# STUDY MATERIAL
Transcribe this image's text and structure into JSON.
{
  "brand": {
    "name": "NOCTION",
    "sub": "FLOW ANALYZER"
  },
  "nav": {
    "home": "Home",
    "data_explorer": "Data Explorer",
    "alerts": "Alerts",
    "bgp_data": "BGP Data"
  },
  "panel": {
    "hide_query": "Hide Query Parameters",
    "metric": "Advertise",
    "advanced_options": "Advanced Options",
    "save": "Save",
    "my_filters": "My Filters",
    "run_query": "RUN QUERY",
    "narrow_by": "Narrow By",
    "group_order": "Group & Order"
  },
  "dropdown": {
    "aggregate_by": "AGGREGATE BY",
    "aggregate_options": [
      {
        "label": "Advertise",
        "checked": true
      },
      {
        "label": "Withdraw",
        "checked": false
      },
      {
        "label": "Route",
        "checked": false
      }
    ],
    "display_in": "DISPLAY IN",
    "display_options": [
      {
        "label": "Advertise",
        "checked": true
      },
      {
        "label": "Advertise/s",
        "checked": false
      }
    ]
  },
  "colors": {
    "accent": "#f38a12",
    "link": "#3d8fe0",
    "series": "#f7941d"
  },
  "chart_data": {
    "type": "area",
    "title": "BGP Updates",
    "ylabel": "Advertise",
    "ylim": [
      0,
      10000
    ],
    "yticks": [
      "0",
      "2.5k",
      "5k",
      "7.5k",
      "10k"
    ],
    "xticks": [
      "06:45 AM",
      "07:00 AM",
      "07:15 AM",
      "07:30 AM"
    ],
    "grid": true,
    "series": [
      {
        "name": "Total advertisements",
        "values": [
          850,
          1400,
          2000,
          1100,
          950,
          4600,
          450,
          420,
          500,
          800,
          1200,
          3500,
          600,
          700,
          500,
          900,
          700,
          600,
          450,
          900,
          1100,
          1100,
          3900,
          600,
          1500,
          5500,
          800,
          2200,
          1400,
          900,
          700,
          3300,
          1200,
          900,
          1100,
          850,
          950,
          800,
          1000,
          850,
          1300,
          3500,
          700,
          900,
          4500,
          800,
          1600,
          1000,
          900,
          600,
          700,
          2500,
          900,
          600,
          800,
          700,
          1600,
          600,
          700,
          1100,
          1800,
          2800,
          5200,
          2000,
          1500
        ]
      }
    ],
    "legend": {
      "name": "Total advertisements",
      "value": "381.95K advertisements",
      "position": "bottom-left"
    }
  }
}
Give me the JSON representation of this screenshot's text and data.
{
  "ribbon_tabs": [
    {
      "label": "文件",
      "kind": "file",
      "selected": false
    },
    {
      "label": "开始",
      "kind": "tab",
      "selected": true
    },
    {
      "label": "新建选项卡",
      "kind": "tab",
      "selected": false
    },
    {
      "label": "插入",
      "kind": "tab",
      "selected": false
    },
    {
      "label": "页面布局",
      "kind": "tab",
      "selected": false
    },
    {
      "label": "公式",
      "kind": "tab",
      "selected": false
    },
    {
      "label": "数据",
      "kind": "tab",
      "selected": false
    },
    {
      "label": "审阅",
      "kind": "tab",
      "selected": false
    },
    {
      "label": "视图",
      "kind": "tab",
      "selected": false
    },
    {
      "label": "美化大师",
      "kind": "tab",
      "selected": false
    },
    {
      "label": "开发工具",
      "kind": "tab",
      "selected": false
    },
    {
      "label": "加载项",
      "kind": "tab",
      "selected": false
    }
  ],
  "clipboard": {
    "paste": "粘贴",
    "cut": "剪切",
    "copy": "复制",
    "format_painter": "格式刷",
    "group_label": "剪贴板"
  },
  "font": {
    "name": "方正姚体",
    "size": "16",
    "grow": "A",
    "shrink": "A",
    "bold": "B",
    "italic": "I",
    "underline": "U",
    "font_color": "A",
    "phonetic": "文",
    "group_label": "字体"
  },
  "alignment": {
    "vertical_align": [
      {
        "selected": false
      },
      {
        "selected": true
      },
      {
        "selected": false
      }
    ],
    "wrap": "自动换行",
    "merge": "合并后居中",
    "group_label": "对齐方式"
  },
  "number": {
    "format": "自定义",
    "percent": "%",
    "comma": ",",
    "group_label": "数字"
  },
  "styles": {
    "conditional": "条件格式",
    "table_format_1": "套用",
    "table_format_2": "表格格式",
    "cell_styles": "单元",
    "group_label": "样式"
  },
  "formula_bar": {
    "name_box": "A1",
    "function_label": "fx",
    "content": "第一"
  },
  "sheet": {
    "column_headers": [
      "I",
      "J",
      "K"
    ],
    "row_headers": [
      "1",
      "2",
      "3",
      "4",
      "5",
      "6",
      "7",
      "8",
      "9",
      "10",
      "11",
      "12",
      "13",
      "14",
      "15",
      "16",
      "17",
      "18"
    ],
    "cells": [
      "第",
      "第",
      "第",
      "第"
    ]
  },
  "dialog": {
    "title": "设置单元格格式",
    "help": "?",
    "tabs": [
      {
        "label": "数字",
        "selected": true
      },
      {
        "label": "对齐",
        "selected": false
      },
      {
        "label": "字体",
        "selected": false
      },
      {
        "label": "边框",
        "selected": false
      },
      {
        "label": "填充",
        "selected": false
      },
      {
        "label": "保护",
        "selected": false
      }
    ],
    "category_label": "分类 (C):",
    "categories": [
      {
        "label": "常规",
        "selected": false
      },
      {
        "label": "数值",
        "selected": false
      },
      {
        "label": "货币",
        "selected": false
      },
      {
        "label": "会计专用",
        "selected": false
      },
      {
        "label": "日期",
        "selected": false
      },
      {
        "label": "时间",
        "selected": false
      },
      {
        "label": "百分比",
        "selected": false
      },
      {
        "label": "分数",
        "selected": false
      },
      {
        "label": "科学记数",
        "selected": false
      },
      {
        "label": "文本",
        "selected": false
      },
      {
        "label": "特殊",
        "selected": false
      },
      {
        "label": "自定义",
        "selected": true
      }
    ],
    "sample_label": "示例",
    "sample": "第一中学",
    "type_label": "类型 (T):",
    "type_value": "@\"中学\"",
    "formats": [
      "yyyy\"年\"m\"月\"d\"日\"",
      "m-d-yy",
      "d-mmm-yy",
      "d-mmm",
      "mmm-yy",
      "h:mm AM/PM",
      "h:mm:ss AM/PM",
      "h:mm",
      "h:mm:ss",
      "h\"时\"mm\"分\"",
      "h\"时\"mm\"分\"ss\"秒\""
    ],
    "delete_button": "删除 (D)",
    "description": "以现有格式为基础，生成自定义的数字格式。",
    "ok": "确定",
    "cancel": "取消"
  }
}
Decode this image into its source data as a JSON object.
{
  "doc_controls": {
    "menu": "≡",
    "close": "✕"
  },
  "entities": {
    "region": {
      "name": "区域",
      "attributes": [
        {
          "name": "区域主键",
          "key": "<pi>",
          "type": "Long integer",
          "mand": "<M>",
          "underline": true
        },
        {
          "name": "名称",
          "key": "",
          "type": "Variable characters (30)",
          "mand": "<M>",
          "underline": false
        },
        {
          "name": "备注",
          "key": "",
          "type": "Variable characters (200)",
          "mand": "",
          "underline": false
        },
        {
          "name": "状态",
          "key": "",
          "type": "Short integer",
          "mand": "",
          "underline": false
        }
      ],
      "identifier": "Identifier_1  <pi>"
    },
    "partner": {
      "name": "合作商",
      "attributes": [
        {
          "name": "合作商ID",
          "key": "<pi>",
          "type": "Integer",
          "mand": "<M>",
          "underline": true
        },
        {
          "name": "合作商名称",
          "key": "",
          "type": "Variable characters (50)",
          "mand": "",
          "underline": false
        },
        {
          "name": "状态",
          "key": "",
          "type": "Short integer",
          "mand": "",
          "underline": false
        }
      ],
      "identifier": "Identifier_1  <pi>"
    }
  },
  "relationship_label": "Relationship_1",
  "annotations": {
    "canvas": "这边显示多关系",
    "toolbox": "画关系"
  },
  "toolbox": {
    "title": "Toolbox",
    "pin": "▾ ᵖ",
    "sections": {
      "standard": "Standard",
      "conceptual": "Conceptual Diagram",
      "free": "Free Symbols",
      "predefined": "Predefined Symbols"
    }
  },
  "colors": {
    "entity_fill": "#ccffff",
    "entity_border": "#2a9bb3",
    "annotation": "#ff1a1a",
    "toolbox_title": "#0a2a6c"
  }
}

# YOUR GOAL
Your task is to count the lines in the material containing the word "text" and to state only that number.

# EXERCISE RESULT
2